But at least five states already have their teacher evaluations set in state law. That means they couldn’t take the Education Department up on its offer without big changes to their own statutes.
The department also is offering states flexibility to avoid “double testing” of students as they begin to test-drive the common-core-aligned assessments.
Under the new flexibility, any state could make a request to the Education Department to use just one test in schools—either a field test designed to help work out the kinks in the new assessment system, or the regular state assessment. State officials pointed out that offering both tests would eat up valuable instructional time and had asked for additional leeway.
Responding to Concerns
The decision to offer flexibility didn’t come out of nowhere. Groups representing educators have expressed concerns that the federal department may have been prodding states to move too fast on teacher evaluation, and that the added pressure on educators could hinder implementation of the common-core standards.
The Council of Chief State School Officers recently asked for unspecified flexibility in accountability systems as states make the transition to the new standards.
Randi Weingarten, the president of the 1.6 million-member American Federation of Teachers, which called for a limited moratorium on the use of the new tests for high-stakes decisions, said she was heartened that the Obama administration appeared to be heeding teachers’ concerns.

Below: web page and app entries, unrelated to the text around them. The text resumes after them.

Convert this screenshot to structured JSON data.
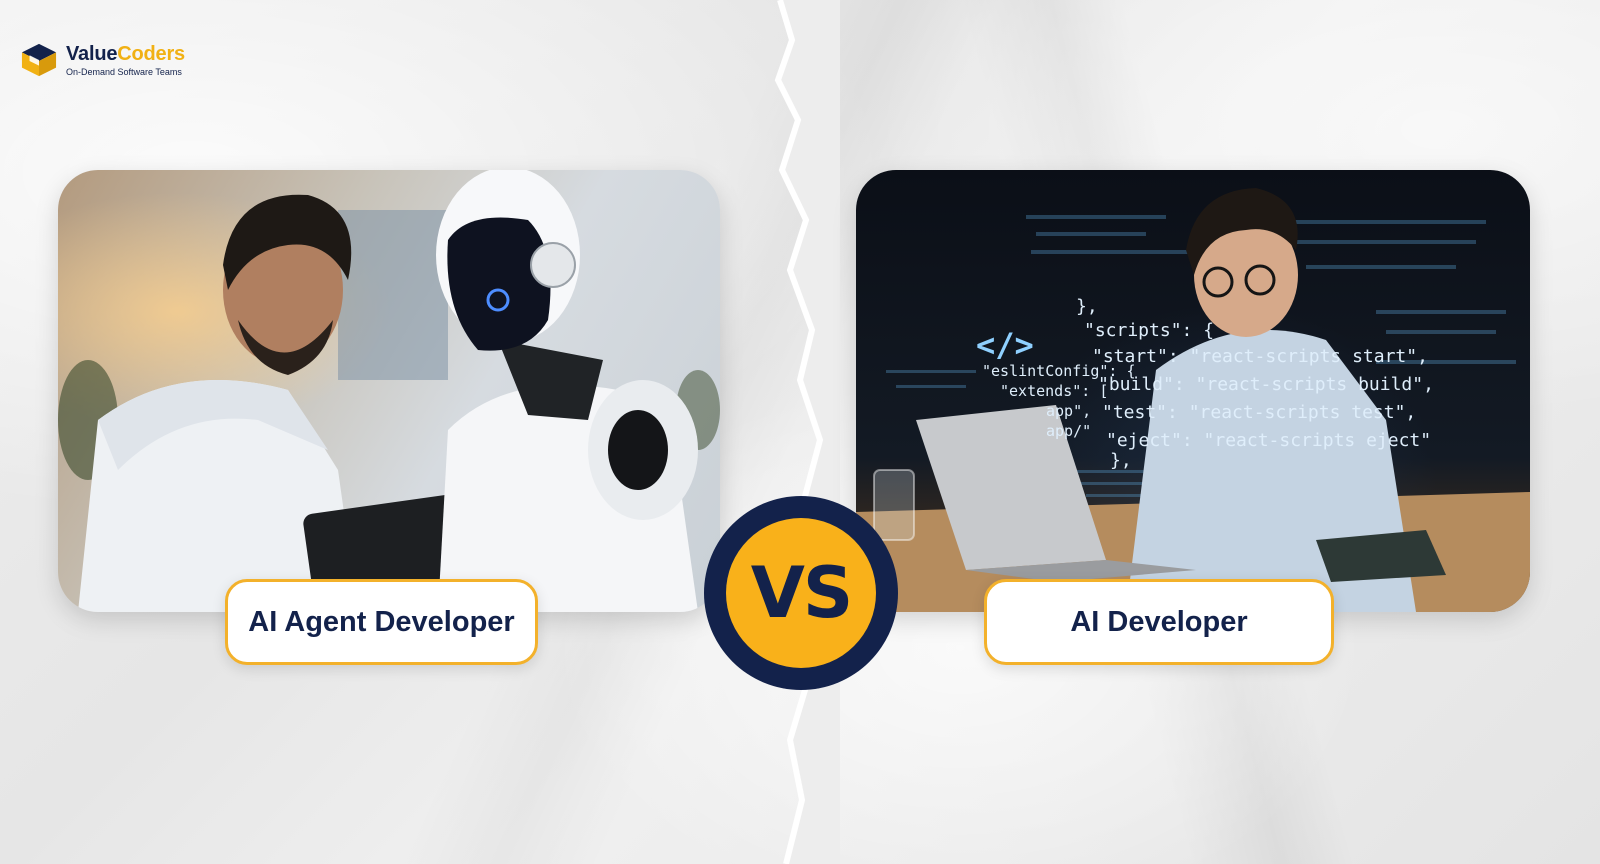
{
  "brand": {
    "name_part1": "Value",
    "name_part2": "Coders",
    "tagline": "On-Demand Software Teams",
    "colors": {
      "navy": "#13224b",
      "gold": "#f1b114"
    }
  },
  "comparison": {
    "left_label": "AI Agent Developer",
    "right_label": "AI Developer",
    "vs_text": "VS"
  },
  "right_image": {
    "code_lines": [
      "},",
      "\"scripts\": {",
      "\"start\": \"react-scripts start\",",
      "\"build\": \"react-scripts build\",",
      "\"test\": \"react-scripts test\",",
      "\"eject\": \"react-scripts eject\"",
      "},",
      "\"eslintConfig\": {",
      "\"extends\": [",
      "app\",",
      "app/\""
    ],
    "code_symbol": "</>"
  }
}
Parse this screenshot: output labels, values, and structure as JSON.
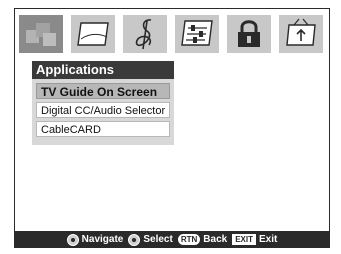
{
  "icon_tabs": [
    {
      "name": "applications-icon",
      "active": true
    },
    {
      "name": "picture-icon",
      "active": false
    },
    {
      "name": "sound-icon",
      "active": false
    },
    {
      "name": "setup-icon",
      "active": false
    },
    {
      "name": "lock-icon",
      "active": false
    },
    {
      "name": "channel-input-icon",
      "active": false
    }
  ],
  "menu": {
    "title": "Applications",
    "items": [
      {
        "label": "TV Guide On Screen",
        "selected": true
      },
      {
        "label": "Digital CC/Audio Selector",
        "selected": false
      },
      {
        "label": "CableCARD",
        "selected": false
      }
    ]
  },
  "footer": {
    "navigate_label": "Navigate",
    "select_label": "Select",
    "rtn_key": "RTN",
    "back_label": "Back",
    "exit_key": "EXIT",
    "exit_label": "Exit"
  },
  "colors": {
    "header_bg": "#3a3a3a",
    "panel_bg": "#d8d8d8",
    "selected_bg": "#b7b7b7",
    "footer_bg": "#2a2a2a",
    "icon_active": "#8a8a8a",
    "icon_inactive": "#c8c8c8"
  }
}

“There is no shame to a midcourse correction when you have ambitious goals and you see you’re not getting there in the timetable you wanted,” she said.
The 3 million-member National Education Association, which has been urging some leeway when it comes to using the tests for high-stakes personnel decisions, is happy with the move, the union’s president, Dennis Van Roekel, said in an interview.
“This was the culmination of a long, long conversation,” he said. “The common-core standards are too important not to do this right.”
But on Capitol Hill, both U.S. Rep. John Kline, R-Minn., the chairman of the House education committee, and U.S. Sen. Lamar Alexander of Tennessee, the top Republican on the Senate education committee, immediately questioned the move. Both lawmakers have expressed big concerns about the waivers in the past.
“If anyone is looking for further proof that our education system is congested with federal mandates, the education secretary is now granting waivers from waivers,” Sen. Alexander said.
Rep. Kline said in a statement that “more waivers and bureaucratic rigamarole can’t address the challenges facing our nation’s schools.”
A Senate GOP aide noted that California’s bid for a waiver was rejected by the federal department because the Golden State didn’t want to embrace the teacher-evaluation component of the waivers.
“This is outrageous and without any intellectual coherence,” said the aide, who requested anonymity. “States that grudgingly submitted [waivers] are now getting relief, but states that took a principled position are still screwed. Every member of the California delegation should be demanding a waiver for California overnight.”
A version of this article appeared in the July 11, 2013 edition of Education Week as Waiver States Split on Ed. Dept. Offer of New Flexibility